The presence of spiders throughout the year is one of the most dreaded and reviled aspects of being a homeowner. Despite popular belief, spiders do not die out over the winter months. Even when it is very cold outside, it is possible for there to be spiders in your home, particularly in the areas such as the basement, the bathroom, the garage, and other living spaces.
Wolf spiders, house spiders, and cellar spiders will make up the vast majority of the spiders that you discover in and around your home. Because none of them are harmful to human beings, individuals who are aggravated by their existence might consider them nothing more than an annoyance.
On the other hand, spiders that are not very prevalent, such as brown recluse spiders and black widow spiders, may be very harmful. Bites from black widow spiders have been known to bring on symptoms such as fever, elevated blood pressure, sweating, and nausea. As long as appropriate medical care is sought out as quickly as possible, deaths caused by bites by black widow spiders are unlikely to occur. There is no evidence that brown recluse spiders ever lived in either New Jersey or Pennsylvania. That is not to suggest that there is no possibility of discovering one concealed anywhere in your house.
In contrast to where we are, the midwest is where you will see them the most often. Even if you get a box that contains a brown recluse spider and the spider makes its way into your basement, it is still capable of living and thriving there. Their bites have the potential to cause muscle spasms and other unpleasant consequences, although this is only the case in the very uncommon event that it occurs.
Mice are common in our region, and throughout the autumn and winter months, they often find their way into people's houses. The common house mouse can fit through small openings that you would not suspect it might utilize until you see its droppings. Because mice have bodies that may collapse, even seemingly benign openings, such as cracks in the foundation of your home or small gaps around the windows in your basement, might be luring them within.

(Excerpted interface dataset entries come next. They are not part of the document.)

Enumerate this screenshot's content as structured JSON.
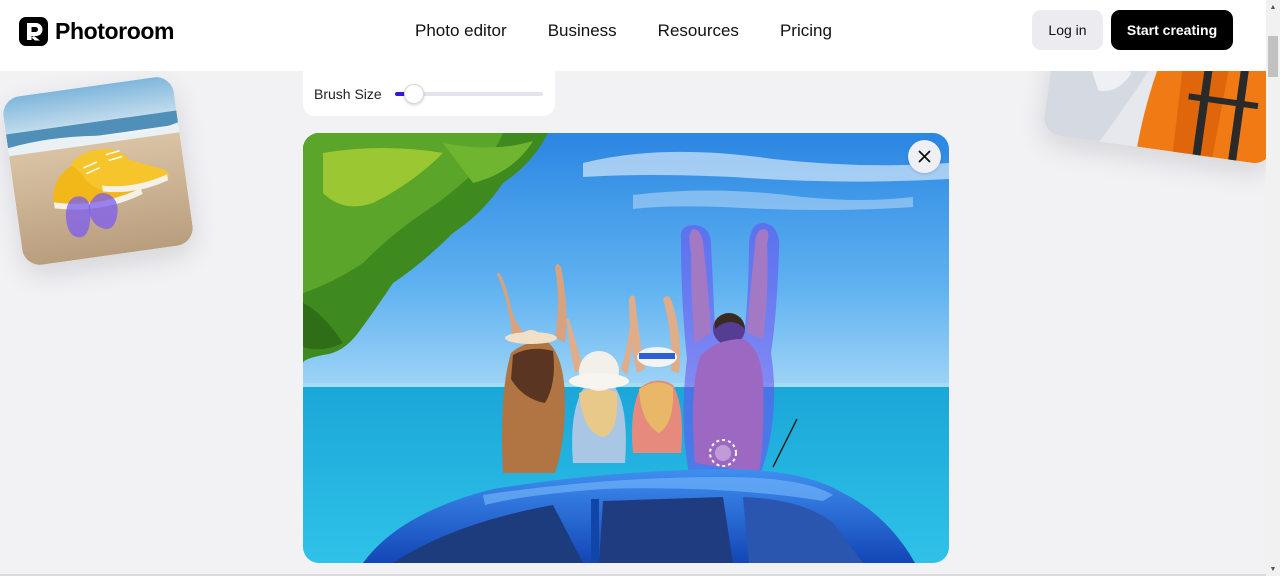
{
  "header": {
    "brand": "Photoroom",
    "nav": [
      "Photo editor",
      "Business",
      "Resources",
      "Pricing"
    ],
    "login_label": "Log in",
    "start_label": "Start creating"
  },
  "brush": {
    "label": "Brush Size",
    "value_fraction": 0.13
  },
  "icons": {
    "logo": "photoroom-logo-icon",
    "close": "close-icon",
    "scroll_up": "scroll-up-arrow-icon",
    "scroll_down": "scroll-down-arrow-icon"
  },
  "colors": {
    "accent": "#3a14e0",
    "primary_button": "#000000",
    "secondary_button": "#ececf0",
    "page_background": "#f2f2f5",
    "mask_overlay": "#6b4cf0"
  }
}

In order to enter your home, they will ride the air currents that come into and leave your property. Once they are inside, all they need is a location to conceal themselves and a food supply, which may be seeds stored in your garage or pantry items in your kitchen. Since mice are nocturnal, there is very little probability that you will ever see one. The most reliable sign of mouse infestation is the presence of droppings.
Stink bugs are nocturnal creatures that spend the winter months hibernating in chimneys and wall gaps. Because of how effectively they can conceal themselves, you may not even be aware that you have stink bugs in your house. When the weather begins to drop down, often around October, stink bugs will move inside the walls of houses and commercial buildings. During the spring and summer months, stink bugs may be seen dwelling outside.
This may change depending on whether or not we get early autumn that is chilly or warm. Stink bugs are attracted to the warmth that your home provides, and once inside, they will make a home there until spring. In the spring, many homeowners mistakenly believe that they have a significant stink bug issue when, in truth, they are just watching stink bugs moving out of their homes to dwell elsewhere. The risks posed by stink bugs are rather low. They won't consume the wood in your house or do any other damage to it. There are a number of additional pests that act in a manner that is comparable to that of ladybugs and boxelder bugs.
When it's freezing outdoors, why do I still have bugs in my house?
During the winter, insects and rodents seek shelter inside so that they may avoid the harsh temperatures outside. Spiders and other insects are not designed to survive in temperatures below freezing. Their fragile bodies need protection from the elements in order to survive and flourish. Due to the fact that residential residences are temperature regulated, they are able to give the required area.
How can I protect my house from bugs throughout the winter?
As a homeowner, one of the most astute things you can do is make preparations in advance for the avoidance of pests during the winter. Make use of the following suggestions to keep unwanted guests out of your house this winter.